Exercise aim: When you write out the listing, keep each word exactly as it stands but include none of its images.

Source records:
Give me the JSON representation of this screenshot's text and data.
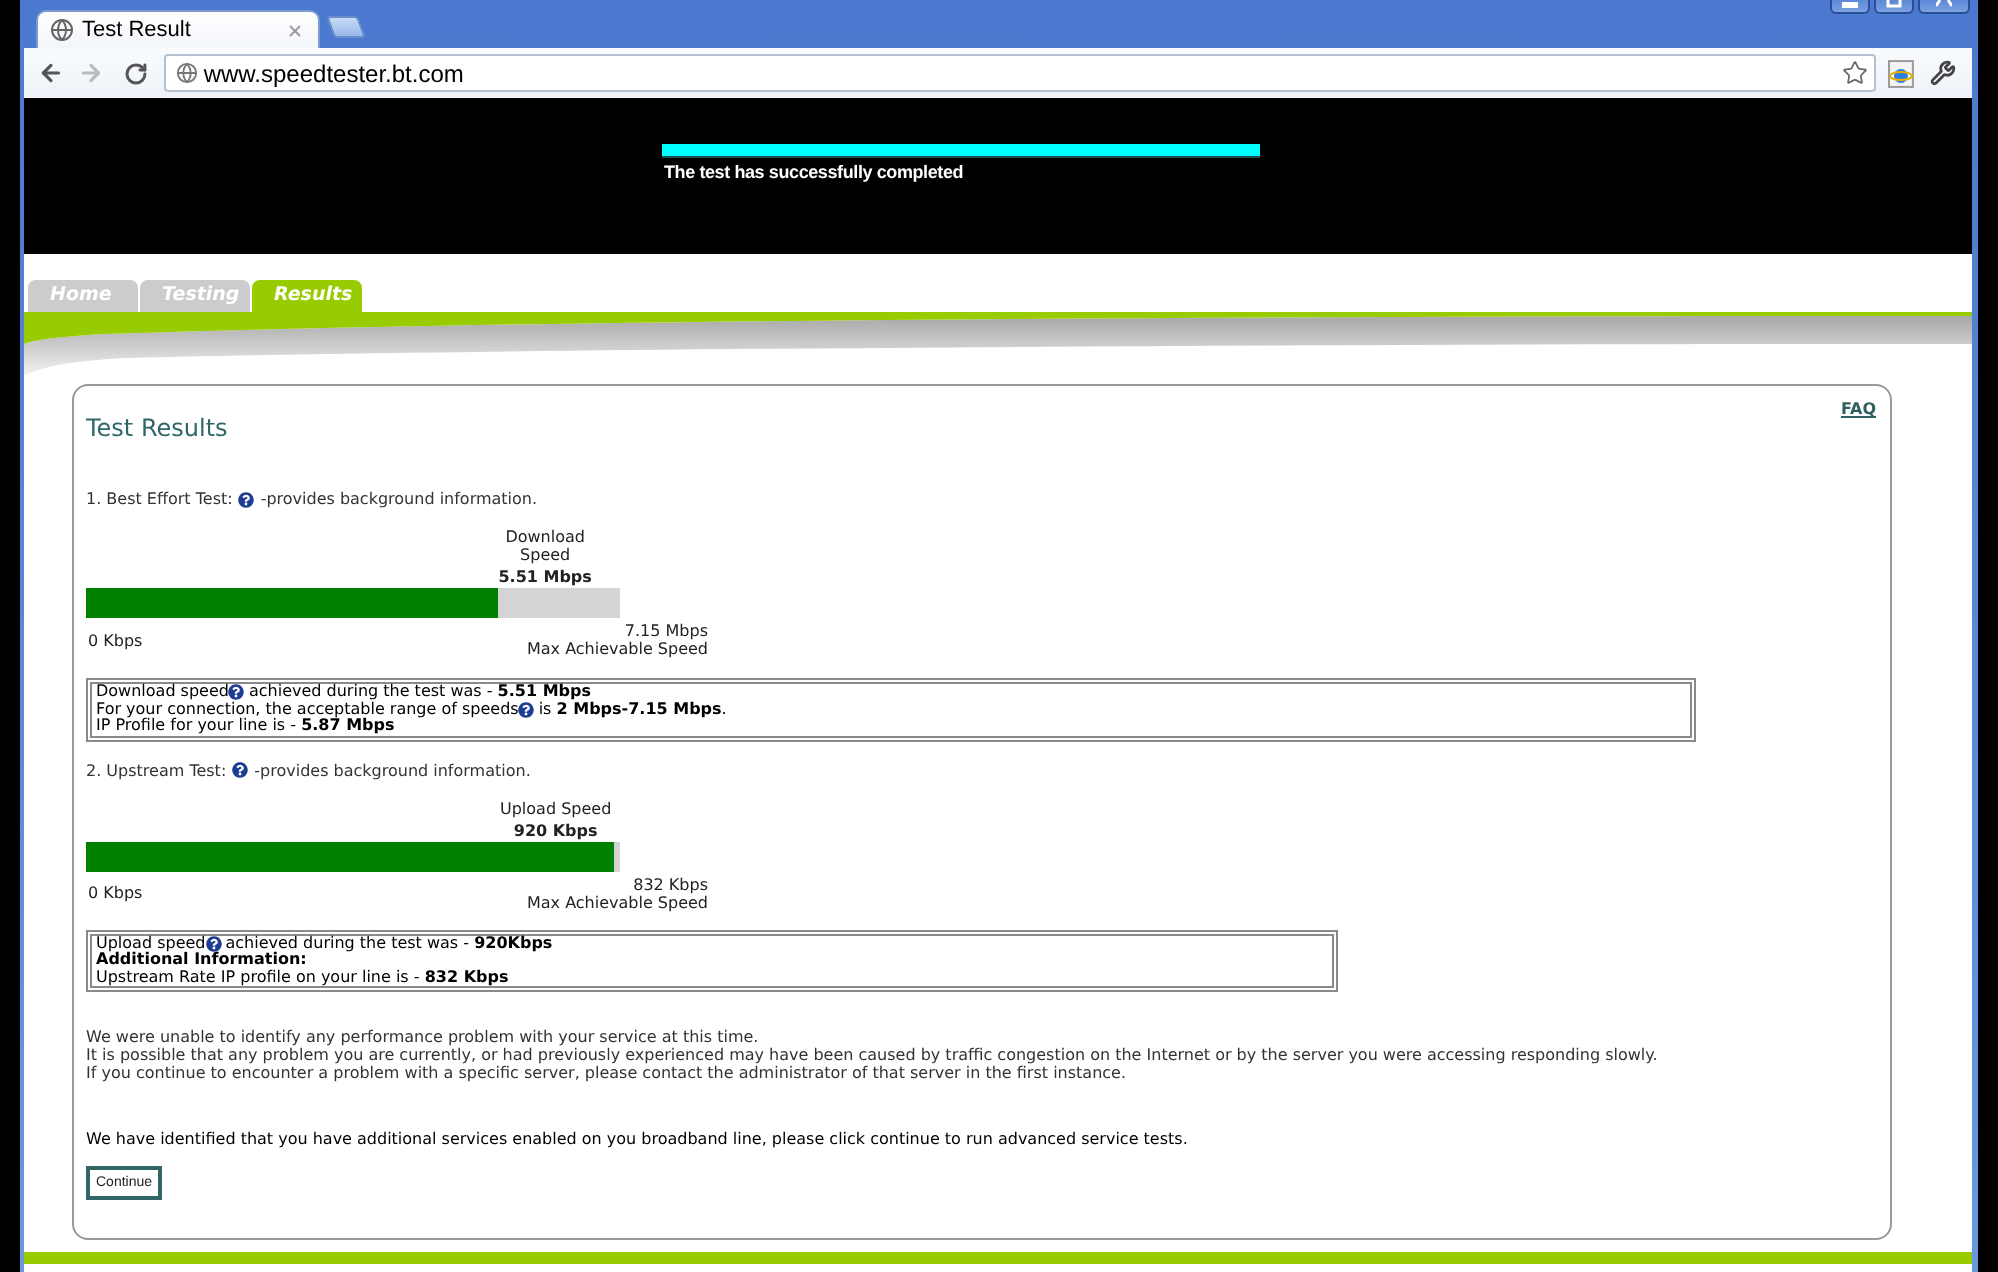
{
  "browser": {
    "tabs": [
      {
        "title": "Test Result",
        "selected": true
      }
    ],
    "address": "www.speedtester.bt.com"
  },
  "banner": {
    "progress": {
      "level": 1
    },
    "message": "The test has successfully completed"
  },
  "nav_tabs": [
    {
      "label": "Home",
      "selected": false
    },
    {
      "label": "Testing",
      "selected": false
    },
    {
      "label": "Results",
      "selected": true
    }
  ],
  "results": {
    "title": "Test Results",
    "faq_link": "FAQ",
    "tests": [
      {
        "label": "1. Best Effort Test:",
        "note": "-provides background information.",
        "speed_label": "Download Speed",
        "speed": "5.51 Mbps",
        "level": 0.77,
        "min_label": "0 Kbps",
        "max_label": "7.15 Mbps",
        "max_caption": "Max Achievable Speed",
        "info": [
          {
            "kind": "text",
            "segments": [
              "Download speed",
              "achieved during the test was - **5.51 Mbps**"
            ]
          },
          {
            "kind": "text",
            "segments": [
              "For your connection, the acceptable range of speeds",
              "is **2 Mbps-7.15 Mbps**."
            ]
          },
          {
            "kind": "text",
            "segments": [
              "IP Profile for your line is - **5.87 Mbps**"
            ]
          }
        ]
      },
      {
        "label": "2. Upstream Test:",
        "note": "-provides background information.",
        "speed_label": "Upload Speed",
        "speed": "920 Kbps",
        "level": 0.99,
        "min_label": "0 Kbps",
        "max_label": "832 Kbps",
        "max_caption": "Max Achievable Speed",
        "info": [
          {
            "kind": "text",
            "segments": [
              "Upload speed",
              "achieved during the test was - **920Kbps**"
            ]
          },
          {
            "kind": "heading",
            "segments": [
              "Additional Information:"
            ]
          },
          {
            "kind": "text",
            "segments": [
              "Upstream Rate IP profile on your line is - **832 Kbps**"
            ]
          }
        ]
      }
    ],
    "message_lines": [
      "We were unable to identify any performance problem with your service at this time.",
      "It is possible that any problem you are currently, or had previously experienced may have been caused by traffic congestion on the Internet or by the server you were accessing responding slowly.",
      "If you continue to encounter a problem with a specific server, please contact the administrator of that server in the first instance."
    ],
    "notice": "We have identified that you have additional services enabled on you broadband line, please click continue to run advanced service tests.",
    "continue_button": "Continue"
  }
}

Result:
Give me the JSON representation of this screenshot's text and data.
{
  "browser": {
    "tabs": [
      {
        "title": "Test Result",
        "selected": true
      }
    ],
    "address": "www.speedtester.bt.com"
  },
  "banner": {
    "progress": {
      "level": 1
    },
    "message": "The test has successfully completed"
  },
  "nav_tabs": [
    {
      "label": "Home",
      "selected": false
    },
    {
      "label": "Testing",
      "selected": false
    },
    {
      "label": "Results",
      "selected": true
    }
  ],
  "results": {
    "title": "Test Results",
    "faq_link": "FAQ",
    "tests": [
      {
        "label": "1. Best Effort Test:",
        "note": "-provides background information.",
        "speed_label": "Download Speed",
        "speed": "5.51 Mbps",
        "level": 0.77,
        "min_label": "0 Kbps",
        "max_label": "7.15 Mbps",
        "max_caption": "Max Achievable Speed",
        "info": [
          {
            "kind": "text",
            "segments": [
              "Download speed",
              "achieved during the test was - **5.51 Mbps**"
            ]
          },
          {
            "kind": "text",
            "segments": [
              "For your connection, the acceptable range of speeds",
              "is **2 Mbps-7.15 Mbps**."
            ]
          },
          {
            "kind": "text",
            "segments": [
              "IP Profile for your line is - **5.87 Mbps**"
            ]
          }
        ]
      },
      {
        "label": "2. Upstream Test:",
        "note": "-provides background information.",
        "speed_label": "Upload Speed",
        "speed": "920 Kbps",
        "level": 0.99,
        "min_label": "0 Kbps",
        "max_label": "832 Kbps",
        "max_caption": "Max Achievable Speed",
        "info": [
          {
            "kind": "text",
            "segments": [
              "Upload speed",
              "achieved during the test was - **920Kbps**"
            ]
          },
          {
            "kind": "heading",
            "segments": [
              "Additional Information:"
            ]
          },
          {
            "kind": "text",
            "segments": [
              "Upstream Rate IP profile on your line is - **832 Kbps**"
            ]
          }
        ]
      }
    ],
    "message_lines": [
      "We were unable to identify any performance problem with your service at this time.",
      "It is possible that any problem you are currently, or had previously experienced may have been caused by traffic congestion on the Internet or by the server you were accessing responding slowly.",
      "If you continue to encounter a problem with a specific server, please contact the administrator of that server in the first instance."
    ],
    "notice": "We have identified that you have additional services enabled on you broadband line, please click continue to run advanced service tests.",
    "continue_button": "Continue"
  }
}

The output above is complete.